By Helen Carter
The Federal Government will invest $80 million in eye medications through the Pharmaceutical Benefits Scheme (PBS) to improve and preserve the vision of thousands of Australians.
The move is expected to benefit about 4,500 patients a year who have retinal vein occlusion (RVO) or choroidal neovascularization.
Announcing the investment on Wednesday 24 October, Health Minister Greg Hunt said the investment would save patients up to $7,000 a year.
From 1 November 2018, patients will receive new subsidised treatment options including Ozurdex (dexamethasone) to treat blocked veins in the retina due to retinal vein occlusion (RVO).
Ozurdex prevents and suppresses inflammation which worsens the condition and the investment is expected to benefit about 3,300 patients per year who do not achieve improvement with other medicines.
Without the listing, the treatment would cost patients about $5,000 a year, or more than $1,350 per script. Under the PBS, patients will pay a maximum of $39.50 per script, with concessional patients, including pensioners, paying $6.40.
The current PBS listing for Lucentis will be expanded to patients with types of choroidal neovascularization not currently covered on the PBS. Choroidal neovascularization is associated with unwanted growth of new blood vessels in the eye that impact vision, including from pathological myopia.

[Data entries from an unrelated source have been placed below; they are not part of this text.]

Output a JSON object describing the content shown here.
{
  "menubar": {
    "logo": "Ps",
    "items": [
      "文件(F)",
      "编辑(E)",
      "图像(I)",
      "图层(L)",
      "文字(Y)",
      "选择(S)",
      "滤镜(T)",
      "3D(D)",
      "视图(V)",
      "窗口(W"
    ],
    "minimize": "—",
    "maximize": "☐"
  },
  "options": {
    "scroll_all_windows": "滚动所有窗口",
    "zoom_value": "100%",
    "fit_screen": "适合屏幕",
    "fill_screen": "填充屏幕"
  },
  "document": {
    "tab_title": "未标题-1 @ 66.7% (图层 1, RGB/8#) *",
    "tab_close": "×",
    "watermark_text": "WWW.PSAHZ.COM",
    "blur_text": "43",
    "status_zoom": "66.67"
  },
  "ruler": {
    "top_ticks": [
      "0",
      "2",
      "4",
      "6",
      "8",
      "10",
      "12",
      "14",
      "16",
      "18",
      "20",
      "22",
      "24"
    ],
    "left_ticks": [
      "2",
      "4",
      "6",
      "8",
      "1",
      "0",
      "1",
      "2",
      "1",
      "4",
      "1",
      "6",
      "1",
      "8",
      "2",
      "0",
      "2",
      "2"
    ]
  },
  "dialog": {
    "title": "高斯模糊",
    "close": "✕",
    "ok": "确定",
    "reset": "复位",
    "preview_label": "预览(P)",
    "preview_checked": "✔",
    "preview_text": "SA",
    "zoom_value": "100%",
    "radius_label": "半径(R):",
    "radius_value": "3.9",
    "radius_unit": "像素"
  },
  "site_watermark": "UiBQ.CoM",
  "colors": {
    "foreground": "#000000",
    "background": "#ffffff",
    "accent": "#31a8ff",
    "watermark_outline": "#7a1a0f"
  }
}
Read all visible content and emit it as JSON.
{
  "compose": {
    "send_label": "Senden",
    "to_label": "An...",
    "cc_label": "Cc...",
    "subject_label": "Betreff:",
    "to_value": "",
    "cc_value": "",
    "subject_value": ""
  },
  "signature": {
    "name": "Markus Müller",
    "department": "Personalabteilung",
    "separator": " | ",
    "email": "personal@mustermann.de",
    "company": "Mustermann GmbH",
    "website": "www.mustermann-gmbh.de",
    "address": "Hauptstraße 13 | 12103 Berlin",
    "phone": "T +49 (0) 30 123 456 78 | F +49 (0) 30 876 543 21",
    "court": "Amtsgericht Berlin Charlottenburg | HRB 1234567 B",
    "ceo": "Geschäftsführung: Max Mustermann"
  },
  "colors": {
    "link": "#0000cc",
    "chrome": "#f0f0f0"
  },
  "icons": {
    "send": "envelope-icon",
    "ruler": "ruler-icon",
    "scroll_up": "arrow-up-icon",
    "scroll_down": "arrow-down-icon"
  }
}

Lucentis injections will also be listed for other types of rare choroidal neovascularisation not related to age-related macular degeneration.
The listing will mean an additional 1,200 patients a year will be able to access Lucentis. The medication would cost up to $7,000 a year without PBS subsidy but with the subsidy, patients will pay a maximum of $39.50 per script, with concessional patients paying $6.40.
Mr Hunt said the listings had the potential to preserve the precious sight of Australians and make treatment more affordable.
Tagged as: Therapeutics